Entries from a dataset of interfaces:
========================

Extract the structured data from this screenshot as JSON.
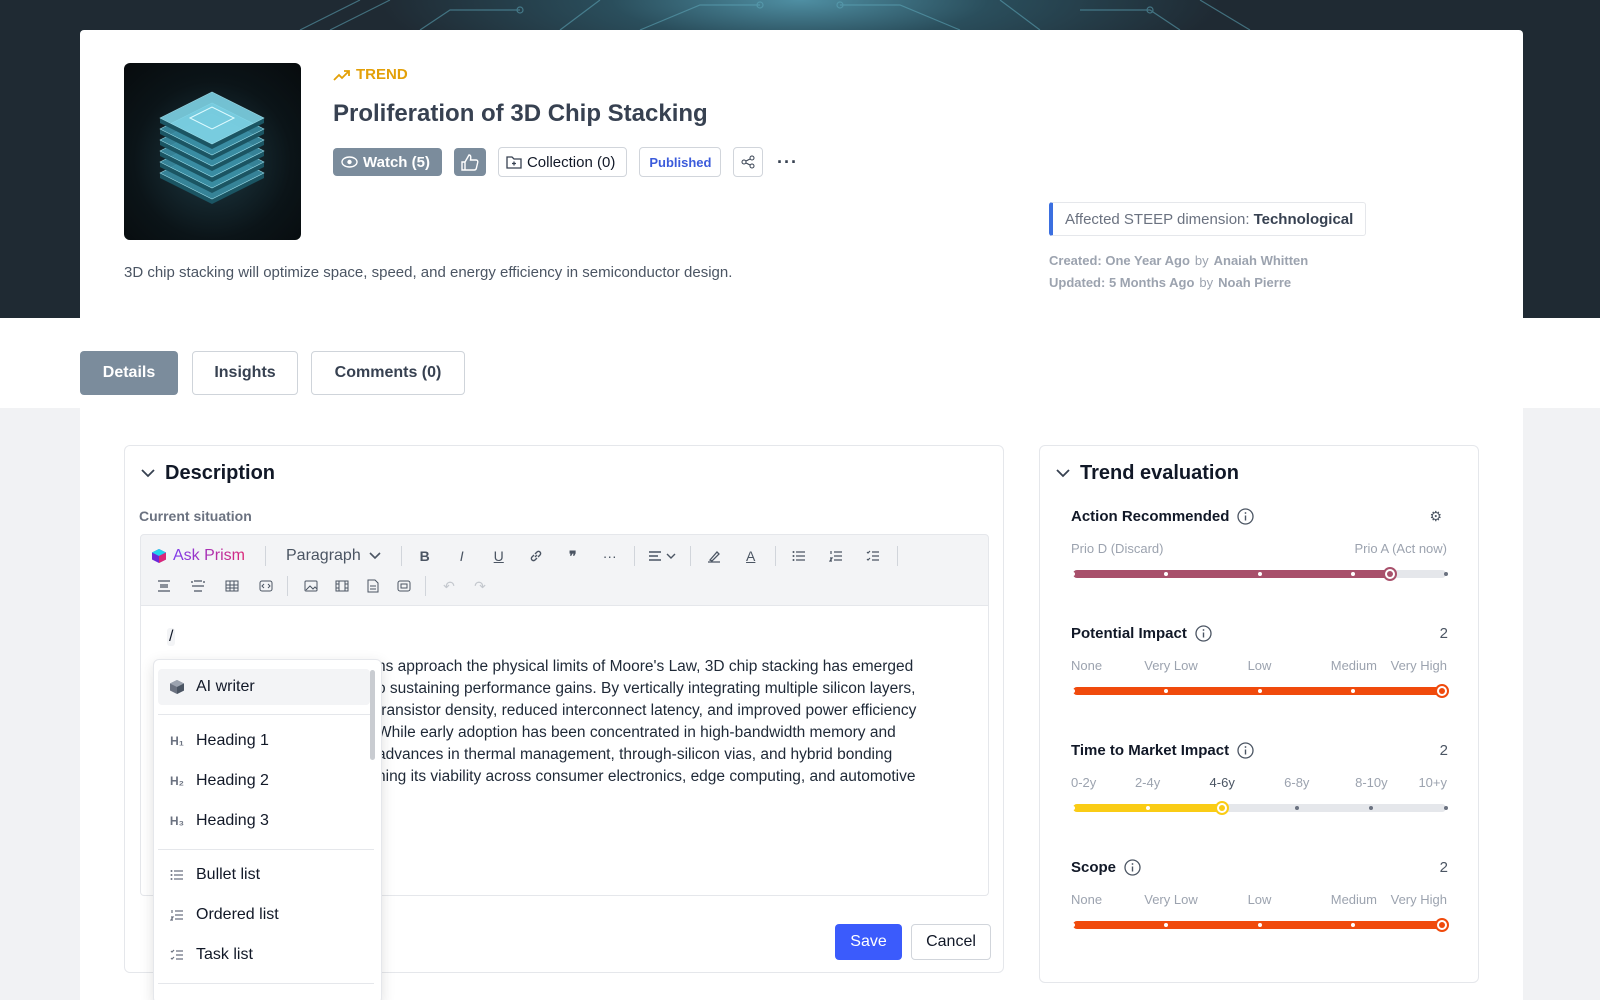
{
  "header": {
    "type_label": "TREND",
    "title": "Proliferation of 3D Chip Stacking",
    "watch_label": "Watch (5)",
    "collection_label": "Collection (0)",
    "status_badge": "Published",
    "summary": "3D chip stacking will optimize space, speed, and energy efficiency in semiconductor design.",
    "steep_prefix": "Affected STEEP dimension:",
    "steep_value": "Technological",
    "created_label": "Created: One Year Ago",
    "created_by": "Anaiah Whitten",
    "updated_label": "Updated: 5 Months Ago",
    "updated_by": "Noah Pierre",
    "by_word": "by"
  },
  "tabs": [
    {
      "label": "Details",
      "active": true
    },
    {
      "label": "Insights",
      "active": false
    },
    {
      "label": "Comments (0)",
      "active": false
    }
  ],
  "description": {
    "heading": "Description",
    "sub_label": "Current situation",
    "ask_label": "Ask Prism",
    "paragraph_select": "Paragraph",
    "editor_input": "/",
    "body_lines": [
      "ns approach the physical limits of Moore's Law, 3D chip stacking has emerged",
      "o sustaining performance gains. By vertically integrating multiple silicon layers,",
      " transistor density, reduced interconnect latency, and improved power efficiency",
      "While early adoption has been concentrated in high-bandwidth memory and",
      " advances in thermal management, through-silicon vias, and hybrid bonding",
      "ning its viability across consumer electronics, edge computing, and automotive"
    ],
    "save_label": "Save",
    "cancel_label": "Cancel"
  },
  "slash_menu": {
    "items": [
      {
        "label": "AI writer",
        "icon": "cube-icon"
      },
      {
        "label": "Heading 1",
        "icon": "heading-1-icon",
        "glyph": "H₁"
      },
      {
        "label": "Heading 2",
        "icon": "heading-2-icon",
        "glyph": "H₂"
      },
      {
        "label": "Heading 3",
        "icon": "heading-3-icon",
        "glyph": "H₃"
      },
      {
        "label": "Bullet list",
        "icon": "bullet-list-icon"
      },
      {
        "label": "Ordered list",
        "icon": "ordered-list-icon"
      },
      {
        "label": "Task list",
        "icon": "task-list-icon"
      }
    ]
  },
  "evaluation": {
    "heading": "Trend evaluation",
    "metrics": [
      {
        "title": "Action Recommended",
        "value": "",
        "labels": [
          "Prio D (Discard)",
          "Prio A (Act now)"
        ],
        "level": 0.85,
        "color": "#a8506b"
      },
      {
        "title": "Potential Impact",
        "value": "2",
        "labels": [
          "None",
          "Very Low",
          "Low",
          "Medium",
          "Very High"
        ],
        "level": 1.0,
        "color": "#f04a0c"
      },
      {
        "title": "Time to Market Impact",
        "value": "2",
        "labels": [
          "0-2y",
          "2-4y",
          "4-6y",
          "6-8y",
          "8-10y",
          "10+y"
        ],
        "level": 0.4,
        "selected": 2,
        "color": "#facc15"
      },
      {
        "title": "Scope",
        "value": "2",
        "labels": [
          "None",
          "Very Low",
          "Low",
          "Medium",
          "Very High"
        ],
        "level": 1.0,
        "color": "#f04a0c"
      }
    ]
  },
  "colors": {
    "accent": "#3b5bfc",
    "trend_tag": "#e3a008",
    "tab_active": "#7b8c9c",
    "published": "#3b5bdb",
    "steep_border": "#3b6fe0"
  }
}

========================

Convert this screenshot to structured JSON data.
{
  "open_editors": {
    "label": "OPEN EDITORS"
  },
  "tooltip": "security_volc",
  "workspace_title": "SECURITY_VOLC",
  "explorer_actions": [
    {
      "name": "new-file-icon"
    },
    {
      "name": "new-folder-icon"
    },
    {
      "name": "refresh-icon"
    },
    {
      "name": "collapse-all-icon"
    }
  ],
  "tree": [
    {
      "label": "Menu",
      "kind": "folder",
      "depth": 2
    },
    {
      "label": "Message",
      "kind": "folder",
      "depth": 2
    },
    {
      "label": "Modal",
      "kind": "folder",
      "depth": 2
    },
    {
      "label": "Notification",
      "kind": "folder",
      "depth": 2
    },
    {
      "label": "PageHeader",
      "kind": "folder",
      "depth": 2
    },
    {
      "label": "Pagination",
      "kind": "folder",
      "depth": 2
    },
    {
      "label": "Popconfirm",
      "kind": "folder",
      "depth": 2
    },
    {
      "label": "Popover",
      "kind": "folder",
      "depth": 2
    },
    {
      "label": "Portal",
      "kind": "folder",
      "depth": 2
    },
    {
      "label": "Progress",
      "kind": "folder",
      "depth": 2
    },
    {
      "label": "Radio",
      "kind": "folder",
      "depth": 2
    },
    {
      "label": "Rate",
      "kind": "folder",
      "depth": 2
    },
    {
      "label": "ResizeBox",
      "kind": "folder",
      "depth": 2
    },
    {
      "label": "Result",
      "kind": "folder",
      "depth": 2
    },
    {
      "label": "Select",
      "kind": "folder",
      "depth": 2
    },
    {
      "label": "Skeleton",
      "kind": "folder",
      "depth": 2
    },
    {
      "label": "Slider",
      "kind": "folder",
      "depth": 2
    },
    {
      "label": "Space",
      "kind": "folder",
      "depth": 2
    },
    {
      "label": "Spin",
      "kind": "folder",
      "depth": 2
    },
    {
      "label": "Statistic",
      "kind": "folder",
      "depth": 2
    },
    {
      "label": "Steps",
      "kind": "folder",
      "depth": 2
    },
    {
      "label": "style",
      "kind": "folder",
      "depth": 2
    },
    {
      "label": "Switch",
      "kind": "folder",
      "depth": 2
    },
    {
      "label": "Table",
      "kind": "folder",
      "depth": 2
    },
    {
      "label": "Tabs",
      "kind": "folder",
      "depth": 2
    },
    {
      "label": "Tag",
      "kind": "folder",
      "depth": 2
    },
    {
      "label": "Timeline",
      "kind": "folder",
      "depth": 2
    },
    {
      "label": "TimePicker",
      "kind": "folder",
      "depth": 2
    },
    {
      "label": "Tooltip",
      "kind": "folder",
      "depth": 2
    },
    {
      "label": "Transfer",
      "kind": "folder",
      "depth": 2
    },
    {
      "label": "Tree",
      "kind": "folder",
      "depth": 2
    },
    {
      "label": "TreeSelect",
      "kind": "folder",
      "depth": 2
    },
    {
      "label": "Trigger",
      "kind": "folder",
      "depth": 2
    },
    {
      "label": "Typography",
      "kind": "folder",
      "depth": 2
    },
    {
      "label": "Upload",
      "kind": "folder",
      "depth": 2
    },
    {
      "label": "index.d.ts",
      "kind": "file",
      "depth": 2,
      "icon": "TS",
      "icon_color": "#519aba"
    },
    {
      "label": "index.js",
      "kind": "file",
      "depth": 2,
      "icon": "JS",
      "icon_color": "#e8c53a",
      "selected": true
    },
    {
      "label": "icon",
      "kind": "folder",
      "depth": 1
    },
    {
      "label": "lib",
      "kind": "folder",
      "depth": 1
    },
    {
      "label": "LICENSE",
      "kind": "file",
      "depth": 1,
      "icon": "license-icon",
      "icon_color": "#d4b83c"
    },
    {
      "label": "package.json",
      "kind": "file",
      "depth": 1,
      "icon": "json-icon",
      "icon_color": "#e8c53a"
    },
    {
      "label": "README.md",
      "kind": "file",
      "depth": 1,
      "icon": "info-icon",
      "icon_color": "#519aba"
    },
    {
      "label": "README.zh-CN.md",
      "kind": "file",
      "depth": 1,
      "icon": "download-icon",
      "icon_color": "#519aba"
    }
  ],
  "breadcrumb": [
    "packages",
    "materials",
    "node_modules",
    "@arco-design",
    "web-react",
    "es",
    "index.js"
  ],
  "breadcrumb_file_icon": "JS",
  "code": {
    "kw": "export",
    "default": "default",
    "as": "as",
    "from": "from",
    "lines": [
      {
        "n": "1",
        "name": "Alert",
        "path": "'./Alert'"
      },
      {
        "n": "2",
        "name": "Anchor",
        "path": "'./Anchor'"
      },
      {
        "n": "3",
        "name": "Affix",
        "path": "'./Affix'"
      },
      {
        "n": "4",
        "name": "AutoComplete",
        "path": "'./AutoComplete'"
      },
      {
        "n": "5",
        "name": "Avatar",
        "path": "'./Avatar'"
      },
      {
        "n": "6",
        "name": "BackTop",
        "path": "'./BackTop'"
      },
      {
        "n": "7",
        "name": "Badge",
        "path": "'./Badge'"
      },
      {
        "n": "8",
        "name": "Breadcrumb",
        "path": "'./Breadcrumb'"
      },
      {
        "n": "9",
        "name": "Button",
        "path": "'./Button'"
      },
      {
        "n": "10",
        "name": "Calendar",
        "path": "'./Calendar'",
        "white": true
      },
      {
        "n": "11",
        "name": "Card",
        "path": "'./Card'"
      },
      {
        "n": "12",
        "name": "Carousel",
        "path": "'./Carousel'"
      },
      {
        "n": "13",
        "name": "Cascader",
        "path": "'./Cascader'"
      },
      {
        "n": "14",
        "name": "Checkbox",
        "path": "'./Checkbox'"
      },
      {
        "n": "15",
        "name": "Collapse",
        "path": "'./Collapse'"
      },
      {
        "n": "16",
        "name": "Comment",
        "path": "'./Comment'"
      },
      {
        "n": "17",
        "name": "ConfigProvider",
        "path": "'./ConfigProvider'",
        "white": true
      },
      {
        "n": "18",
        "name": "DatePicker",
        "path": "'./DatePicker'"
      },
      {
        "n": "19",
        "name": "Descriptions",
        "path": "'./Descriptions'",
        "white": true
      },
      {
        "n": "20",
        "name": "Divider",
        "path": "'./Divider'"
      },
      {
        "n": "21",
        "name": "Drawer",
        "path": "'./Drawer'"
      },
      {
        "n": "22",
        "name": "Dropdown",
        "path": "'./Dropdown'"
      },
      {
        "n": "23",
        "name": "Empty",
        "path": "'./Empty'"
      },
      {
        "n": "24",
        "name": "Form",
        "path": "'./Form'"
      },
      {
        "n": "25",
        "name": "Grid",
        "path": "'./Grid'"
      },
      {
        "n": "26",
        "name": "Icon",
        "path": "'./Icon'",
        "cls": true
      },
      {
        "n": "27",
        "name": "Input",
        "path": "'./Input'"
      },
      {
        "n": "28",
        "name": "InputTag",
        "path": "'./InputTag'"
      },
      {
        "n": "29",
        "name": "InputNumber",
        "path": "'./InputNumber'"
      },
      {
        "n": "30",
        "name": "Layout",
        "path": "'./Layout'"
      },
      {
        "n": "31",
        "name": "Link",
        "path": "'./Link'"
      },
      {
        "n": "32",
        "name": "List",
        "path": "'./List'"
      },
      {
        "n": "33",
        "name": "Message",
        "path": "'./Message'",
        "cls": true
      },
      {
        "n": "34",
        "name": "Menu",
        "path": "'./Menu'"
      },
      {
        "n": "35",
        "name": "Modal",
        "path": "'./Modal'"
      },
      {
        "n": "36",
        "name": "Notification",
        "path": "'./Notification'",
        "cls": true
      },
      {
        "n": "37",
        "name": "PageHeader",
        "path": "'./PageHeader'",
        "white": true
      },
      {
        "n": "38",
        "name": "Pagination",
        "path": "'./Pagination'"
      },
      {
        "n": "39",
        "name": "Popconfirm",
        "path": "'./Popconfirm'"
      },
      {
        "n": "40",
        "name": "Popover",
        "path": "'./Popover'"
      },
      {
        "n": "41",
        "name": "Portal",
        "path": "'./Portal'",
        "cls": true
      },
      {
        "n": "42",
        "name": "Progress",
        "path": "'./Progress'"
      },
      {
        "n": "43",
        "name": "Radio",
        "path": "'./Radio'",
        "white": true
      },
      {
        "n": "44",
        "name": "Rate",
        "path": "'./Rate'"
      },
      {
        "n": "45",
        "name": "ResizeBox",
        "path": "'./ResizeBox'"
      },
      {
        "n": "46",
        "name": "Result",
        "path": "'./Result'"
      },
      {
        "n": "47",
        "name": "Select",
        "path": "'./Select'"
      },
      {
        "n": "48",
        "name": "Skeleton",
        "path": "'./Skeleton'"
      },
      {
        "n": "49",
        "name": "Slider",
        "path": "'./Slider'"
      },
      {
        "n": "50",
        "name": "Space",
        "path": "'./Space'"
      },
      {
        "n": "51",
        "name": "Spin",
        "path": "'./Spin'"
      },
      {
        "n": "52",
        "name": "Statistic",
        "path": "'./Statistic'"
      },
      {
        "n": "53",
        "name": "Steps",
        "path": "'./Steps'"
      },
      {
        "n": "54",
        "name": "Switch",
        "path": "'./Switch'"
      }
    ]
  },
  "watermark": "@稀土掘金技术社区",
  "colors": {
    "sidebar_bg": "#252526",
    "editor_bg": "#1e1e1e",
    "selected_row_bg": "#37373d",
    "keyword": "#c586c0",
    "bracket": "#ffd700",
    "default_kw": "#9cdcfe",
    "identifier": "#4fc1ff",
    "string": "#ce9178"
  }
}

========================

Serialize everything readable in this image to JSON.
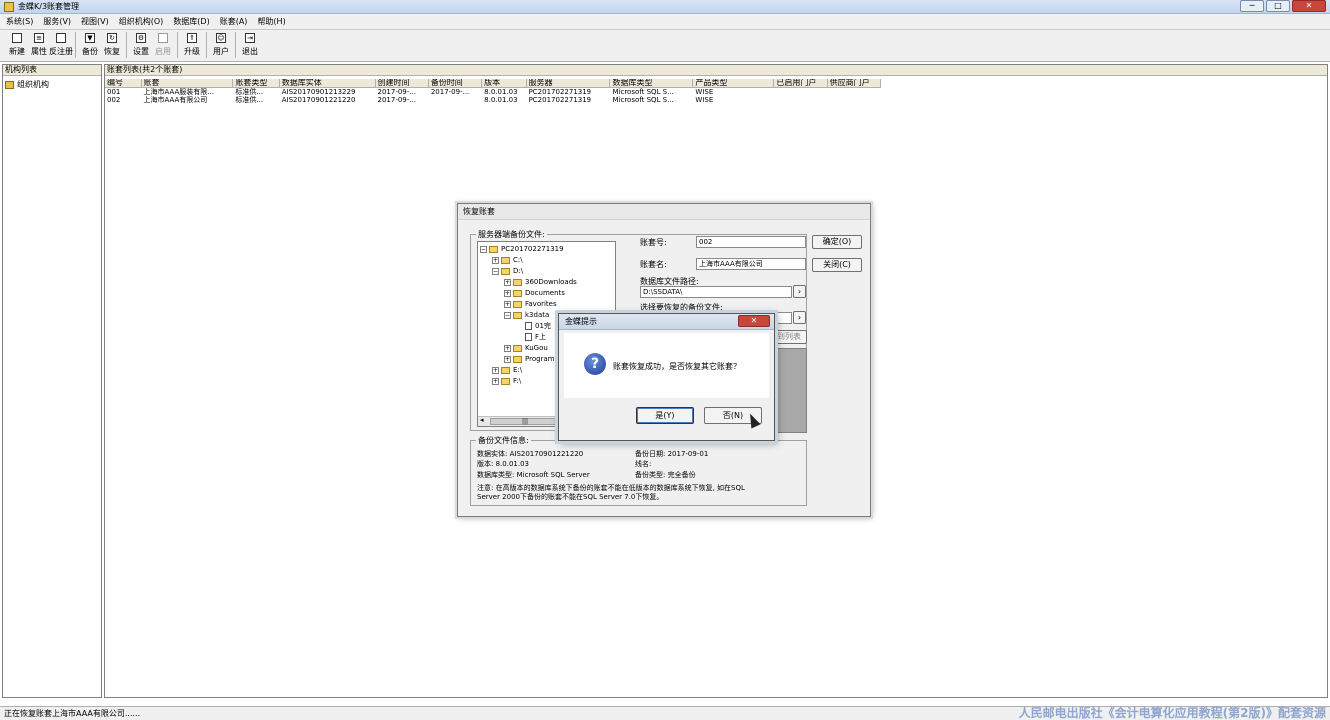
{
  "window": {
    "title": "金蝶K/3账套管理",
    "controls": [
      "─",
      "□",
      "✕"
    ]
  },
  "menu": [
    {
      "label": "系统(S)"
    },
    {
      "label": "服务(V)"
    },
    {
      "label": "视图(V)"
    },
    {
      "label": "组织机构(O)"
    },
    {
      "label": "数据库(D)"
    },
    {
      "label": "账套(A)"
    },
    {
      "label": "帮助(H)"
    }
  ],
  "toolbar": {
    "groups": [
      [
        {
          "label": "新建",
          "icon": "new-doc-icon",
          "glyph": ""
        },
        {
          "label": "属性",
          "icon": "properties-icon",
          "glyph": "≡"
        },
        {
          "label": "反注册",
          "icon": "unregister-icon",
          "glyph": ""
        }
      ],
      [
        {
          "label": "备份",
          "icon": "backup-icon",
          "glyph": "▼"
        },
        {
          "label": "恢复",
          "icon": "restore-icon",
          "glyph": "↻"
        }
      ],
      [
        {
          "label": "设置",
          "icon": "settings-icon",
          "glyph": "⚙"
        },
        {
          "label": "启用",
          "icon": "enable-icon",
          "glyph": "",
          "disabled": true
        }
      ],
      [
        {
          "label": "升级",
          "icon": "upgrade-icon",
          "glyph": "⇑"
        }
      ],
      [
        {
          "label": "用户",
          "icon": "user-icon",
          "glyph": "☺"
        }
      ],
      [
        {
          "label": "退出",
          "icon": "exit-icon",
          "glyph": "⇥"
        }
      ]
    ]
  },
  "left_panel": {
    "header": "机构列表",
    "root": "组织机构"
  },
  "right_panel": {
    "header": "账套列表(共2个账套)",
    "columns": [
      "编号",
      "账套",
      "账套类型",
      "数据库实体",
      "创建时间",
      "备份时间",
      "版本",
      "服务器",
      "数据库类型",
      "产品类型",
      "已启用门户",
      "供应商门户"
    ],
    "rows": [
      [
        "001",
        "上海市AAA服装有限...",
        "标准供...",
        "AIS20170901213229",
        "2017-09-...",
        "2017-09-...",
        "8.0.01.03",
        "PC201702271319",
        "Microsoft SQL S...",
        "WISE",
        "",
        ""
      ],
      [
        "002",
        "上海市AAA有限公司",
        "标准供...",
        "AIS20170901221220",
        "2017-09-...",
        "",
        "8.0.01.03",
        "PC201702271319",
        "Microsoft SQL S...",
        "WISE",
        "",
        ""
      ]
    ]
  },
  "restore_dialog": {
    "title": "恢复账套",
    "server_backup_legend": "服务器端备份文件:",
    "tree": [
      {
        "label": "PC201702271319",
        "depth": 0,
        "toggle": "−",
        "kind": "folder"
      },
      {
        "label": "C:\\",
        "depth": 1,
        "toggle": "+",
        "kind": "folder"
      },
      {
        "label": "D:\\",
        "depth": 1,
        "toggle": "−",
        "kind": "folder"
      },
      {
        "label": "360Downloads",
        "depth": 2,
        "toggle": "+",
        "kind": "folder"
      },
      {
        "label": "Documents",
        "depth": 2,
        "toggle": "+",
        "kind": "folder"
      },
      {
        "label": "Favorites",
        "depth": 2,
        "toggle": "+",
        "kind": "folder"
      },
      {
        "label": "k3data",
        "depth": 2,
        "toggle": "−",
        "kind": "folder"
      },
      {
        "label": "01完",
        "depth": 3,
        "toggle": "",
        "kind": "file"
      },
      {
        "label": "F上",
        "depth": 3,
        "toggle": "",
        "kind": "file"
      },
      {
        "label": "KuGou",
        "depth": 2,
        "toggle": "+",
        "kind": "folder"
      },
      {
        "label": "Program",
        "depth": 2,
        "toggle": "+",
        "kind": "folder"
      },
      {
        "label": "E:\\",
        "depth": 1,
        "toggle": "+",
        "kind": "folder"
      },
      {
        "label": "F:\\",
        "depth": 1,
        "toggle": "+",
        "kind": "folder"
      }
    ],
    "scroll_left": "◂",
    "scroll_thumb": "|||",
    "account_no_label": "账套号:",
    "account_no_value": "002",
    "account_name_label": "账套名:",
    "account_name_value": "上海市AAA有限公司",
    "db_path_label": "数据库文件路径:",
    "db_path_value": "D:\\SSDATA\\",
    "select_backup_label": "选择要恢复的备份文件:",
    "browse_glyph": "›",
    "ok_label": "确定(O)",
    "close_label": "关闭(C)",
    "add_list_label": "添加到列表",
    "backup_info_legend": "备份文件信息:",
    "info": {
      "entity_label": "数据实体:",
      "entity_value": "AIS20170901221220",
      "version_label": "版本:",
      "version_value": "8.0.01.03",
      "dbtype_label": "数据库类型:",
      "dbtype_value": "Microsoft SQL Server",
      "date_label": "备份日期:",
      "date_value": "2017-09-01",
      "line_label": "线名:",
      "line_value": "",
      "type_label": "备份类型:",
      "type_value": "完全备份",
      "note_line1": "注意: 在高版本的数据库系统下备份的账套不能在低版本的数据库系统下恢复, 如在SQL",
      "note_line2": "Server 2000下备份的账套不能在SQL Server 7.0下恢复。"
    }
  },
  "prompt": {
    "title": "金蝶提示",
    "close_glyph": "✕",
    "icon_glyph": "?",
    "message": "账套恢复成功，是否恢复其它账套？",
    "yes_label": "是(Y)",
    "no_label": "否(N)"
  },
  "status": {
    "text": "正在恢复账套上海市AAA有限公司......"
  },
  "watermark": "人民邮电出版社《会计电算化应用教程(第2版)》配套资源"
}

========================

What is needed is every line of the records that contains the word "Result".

      "label": "Result",
        "name": "Result",
        "path": "'./Result'"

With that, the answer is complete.